[Source material — start]

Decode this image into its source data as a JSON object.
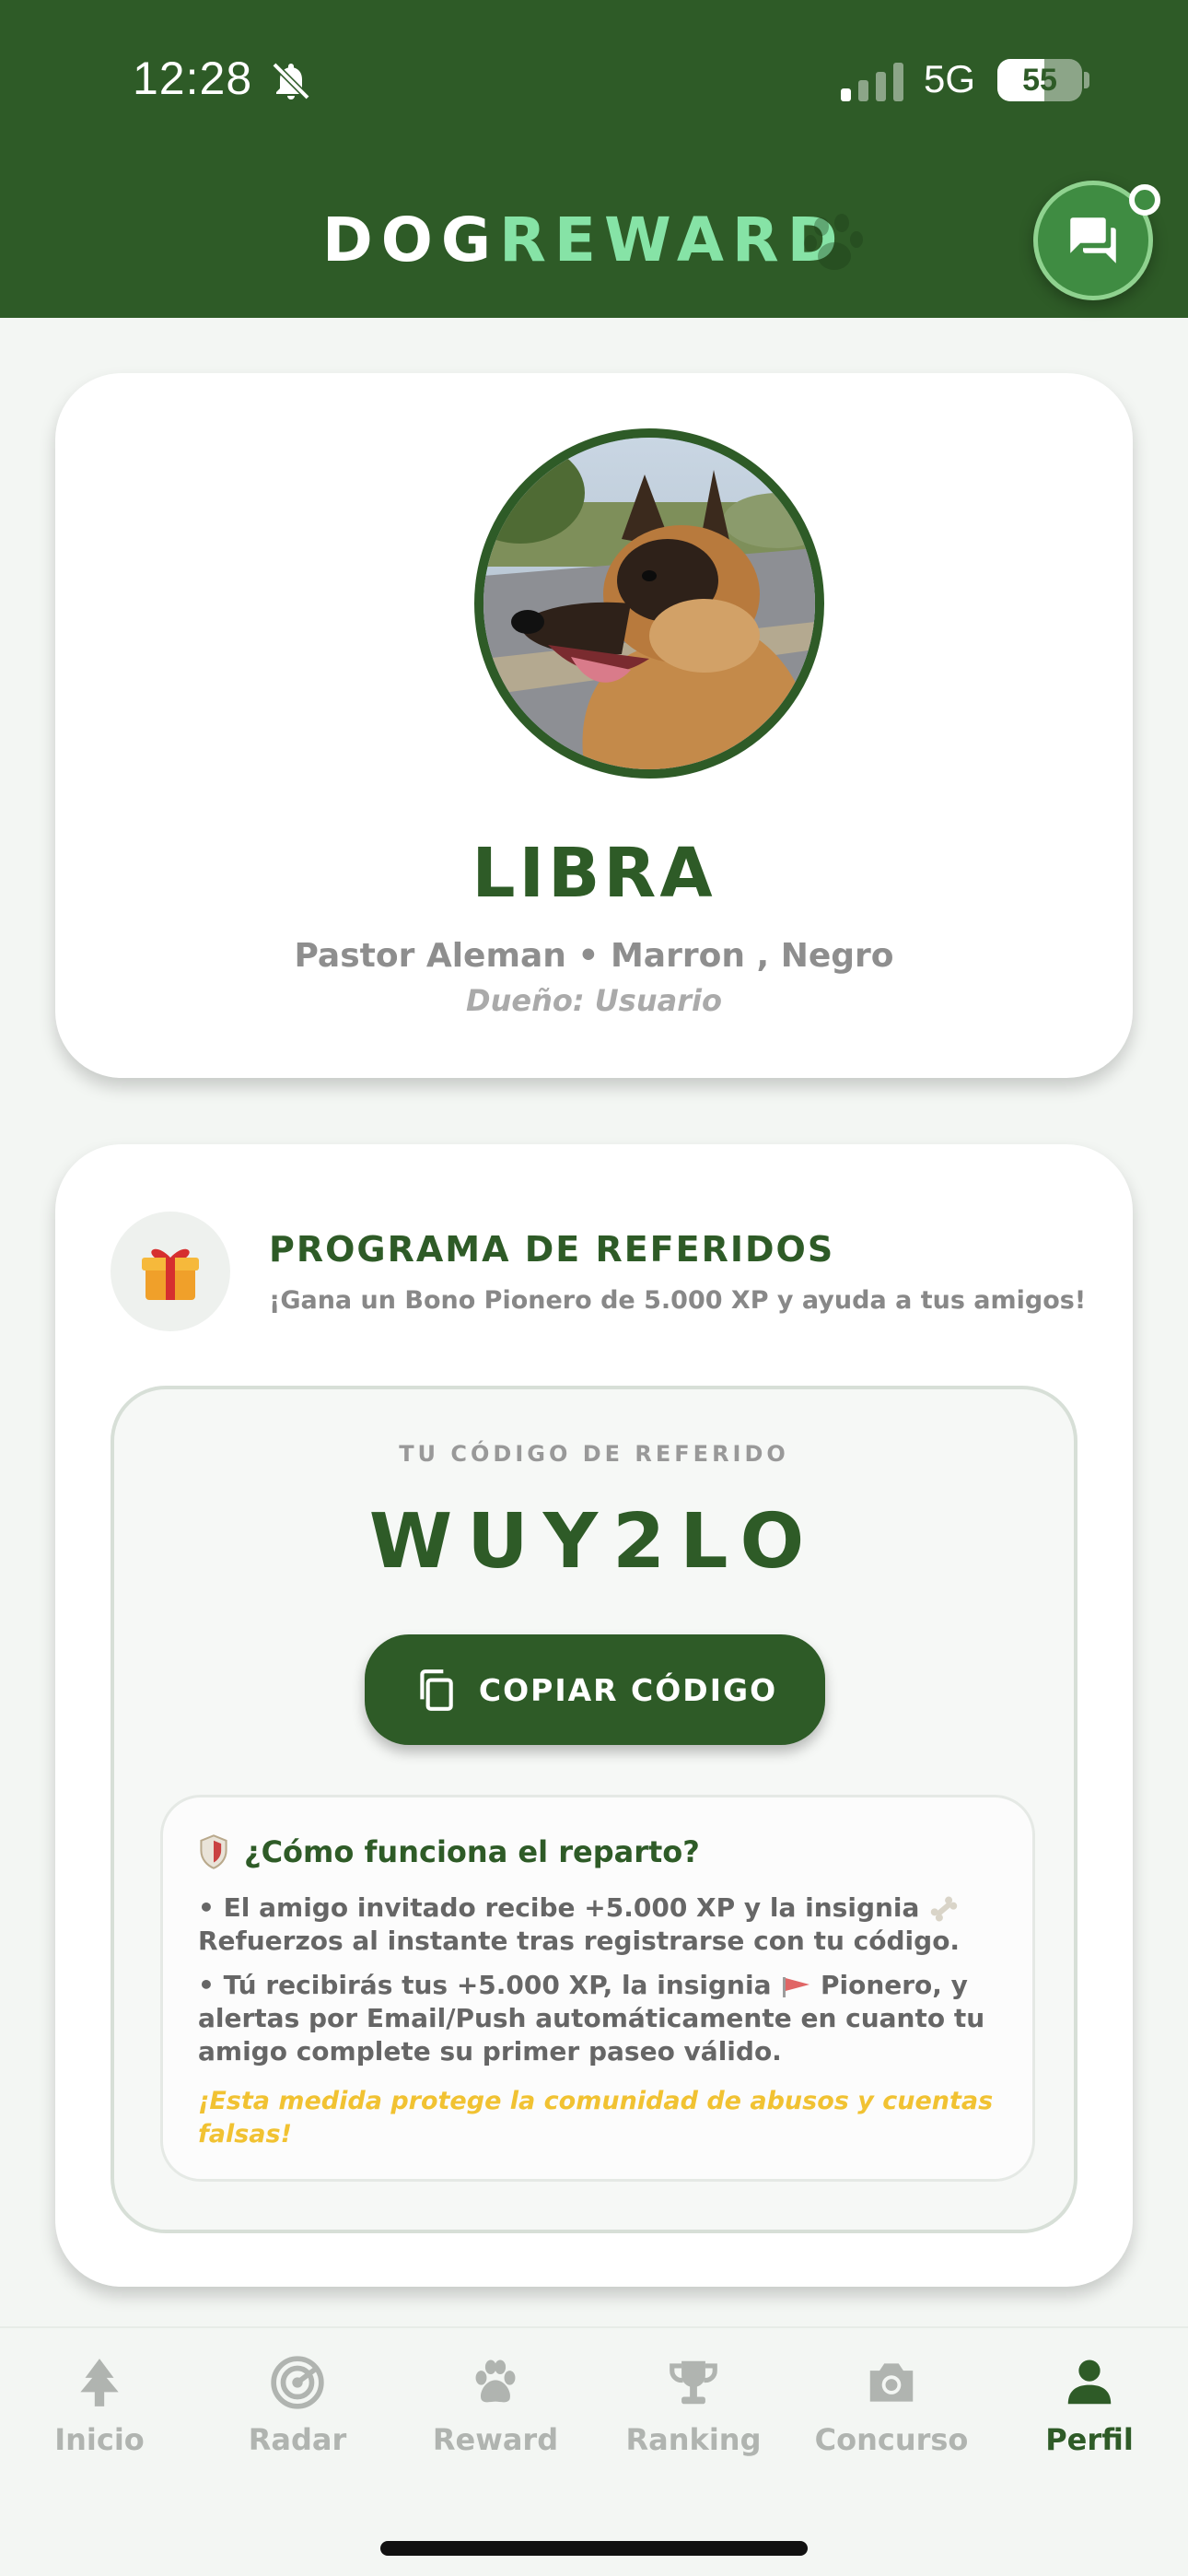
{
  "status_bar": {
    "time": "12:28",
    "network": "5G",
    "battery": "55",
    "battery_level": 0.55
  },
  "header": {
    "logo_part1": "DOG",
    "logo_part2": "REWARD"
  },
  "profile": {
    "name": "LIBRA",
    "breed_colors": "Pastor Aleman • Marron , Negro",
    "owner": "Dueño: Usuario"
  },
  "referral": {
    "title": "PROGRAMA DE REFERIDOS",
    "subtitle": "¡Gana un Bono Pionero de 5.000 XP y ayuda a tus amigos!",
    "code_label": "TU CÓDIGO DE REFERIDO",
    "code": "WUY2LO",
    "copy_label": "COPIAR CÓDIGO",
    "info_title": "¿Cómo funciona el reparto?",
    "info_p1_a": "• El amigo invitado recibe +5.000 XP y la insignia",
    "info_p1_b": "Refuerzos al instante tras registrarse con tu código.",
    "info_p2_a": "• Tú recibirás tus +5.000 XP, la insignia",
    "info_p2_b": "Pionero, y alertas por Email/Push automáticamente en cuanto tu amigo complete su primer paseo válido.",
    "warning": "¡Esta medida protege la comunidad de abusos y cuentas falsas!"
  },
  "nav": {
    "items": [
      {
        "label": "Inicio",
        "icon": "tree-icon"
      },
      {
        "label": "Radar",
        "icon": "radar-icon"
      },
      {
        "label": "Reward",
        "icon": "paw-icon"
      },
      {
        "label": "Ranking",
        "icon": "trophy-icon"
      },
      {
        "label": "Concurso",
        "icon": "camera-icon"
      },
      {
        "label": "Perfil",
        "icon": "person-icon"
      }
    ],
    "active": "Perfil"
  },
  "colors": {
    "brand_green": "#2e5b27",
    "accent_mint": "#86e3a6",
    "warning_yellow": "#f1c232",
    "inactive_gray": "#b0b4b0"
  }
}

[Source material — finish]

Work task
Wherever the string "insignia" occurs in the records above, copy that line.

Solution below
    "info_p1_a": "• El amigo invitado recibe +5.000 XP y la insignia",
    "info_p2_a": "• Tú recibirás tus +5.000 XP, la insignia",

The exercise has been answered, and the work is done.